What you are asked to do – Which lines of the data below include the string "image"? Return each of them.

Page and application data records
----------

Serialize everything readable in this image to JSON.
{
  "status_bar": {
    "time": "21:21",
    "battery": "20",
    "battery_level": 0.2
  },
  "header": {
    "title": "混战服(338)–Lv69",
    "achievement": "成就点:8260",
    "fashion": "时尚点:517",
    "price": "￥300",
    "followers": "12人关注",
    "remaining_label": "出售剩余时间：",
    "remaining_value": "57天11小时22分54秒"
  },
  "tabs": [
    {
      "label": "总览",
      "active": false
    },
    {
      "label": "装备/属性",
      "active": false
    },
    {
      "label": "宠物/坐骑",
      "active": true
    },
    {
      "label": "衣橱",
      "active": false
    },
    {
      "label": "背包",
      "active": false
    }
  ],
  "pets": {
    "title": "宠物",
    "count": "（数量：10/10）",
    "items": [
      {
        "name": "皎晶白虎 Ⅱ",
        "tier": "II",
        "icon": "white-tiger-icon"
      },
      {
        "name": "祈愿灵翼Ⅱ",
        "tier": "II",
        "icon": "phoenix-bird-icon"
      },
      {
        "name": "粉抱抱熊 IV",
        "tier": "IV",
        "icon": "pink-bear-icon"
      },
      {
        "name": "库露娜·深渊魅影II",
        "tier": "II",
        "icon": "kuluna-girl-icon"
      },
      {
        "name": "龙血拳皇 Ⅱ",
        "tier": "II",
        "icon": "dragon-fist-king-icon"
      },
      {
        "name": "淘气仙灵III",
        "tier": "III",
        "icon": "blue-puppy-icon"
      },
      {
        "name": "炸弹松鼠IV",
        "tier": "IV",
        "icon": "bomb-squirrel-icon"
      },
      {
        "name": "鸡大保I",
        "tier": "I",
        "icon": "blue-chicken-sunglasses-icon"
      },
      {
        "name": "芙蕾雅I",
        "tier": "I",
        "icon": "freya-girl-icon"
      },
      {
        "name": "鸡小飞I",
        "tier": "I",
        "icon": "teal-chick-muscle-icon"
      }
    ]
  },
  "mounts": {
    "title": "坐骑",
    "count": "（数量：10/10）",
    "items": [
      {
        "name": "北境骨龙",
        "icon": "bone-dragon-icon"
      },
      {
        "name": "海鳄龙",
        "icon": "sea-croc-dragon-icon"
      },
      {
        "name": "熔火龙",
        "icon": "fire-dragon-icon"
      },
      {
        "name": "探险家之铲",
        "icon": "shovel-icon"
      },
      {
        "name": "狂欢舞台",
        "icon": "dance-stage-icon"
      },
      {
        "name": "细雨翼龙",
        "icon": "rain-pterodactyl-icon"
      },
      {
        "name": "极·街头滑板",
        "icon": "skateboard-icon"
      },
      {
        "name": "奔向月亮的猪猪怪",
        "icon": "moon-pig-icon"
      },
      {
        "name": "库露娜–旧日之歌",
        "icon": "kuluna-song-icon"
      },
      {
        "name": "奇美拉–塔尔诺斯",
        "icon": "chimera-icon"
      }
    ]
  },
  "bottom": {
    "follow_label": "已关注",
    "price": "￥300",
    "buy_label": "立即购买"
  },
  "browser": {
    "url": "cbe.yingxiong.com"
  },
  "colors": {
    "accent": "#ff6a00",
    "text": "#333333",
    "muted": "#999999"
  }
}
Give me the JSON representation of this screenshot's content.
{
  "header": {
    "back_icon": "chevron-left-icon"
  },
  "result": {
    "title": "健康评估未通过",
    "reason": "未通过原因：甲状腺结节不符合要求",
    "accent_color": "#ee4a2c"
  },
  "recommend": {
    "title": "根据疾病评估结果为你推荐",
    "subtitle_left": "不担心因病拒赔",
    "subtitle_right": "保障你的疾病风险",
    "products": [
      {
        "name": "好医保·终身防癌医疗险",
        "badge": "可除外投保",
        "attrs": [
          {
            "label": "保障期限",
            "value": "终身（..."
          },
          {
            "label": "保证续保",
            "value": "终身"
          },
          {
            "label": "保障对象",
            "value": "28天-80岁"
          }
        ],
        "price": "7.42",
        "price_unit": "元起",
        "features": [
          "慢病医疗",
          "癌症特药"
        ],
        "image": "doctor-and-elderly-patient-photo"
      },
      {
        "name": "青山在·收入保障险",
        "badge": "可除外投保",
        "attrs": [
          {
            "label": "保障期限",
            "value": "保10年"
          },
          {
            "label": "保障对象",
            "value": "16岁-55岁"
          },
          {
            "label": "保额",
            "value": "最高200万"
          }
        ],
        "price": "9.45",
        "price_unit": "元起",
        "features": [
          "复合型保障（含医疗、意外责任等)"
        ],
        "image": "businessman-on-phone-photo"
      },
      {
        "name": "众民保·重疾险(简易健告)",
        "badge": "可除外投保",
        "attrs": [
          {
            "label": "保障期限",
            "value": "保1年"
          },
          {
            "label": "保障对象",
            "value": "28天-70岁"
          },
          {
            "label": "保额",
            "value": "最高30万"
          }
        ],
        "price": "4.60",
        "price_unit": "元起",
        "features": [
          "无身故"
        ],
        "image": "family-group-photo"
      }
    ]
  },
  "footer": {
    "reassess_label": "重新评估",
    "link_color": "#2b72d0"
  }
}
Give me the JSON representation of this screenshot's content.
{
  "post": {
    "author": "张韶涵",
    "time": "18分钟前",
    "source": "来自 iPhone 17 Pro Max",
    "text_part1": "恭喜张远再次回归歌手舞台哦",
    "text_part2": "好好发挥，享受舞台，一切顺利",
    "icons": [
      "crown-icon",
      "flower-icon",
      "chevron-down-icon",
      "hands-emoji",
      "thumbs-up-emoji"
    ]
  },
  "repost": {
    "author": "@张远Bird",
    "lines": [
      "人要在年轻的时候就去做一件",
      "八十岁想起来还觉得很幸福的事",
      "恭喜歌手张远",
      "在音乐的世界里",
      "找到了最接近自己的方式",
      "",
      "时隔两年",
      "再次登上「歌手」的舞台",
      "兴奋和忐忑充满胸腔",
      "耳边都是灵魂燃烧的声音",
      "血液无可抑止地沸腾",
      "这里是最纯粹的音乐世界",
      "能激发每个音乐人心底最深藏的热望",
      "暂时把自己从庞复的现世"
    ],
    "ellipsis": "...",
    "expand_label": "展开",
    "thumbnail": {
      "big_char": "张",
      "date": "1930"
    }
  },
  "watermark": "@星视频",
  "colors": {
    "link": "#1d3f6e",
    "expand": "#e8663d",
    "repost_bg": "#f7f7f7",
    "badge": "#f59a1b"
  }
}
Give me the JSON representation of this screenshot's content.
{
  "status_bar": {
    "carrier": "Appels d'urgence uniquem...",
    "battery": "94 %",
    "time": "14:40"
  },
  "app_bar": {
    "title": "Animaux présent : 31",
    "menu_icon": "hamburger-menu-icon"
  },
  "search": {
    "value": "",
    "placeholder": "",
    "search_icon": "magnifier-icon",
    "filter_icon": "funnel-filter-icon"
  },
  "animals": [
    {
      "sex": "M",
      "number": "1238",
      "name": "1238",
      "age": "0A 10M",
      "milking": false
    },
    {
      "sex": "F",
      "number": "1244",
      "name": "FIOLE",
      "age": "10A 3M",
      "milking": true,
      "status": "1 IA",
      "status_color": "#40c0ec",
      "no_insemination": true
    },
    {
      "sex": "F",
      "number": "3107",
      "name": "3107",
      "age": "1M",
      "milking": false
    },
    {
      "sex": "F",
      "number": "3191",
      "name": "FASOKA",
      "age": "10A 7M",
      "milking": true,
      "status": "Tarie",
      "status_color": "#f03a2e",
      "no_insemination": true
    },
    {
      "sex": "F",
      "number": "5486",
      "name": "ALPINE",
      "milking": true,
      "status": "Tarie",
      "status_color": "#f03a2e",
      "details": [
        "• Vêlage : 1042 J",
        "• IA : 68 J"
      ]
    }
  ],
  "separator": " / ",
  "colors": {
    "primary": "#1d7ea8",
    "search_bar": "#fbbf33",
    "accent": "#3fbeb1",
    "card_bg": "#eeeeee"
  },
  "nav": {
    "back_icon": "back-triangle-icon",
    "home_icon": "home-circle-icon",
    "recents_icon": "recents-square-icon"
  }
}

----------

Result –
Serialize everything readable in this image to JSON.
        "image": "doctor-and-elderly-patient-photo"
        "image": "businessman-on-phone-photo"
        "image": "family-group-photo"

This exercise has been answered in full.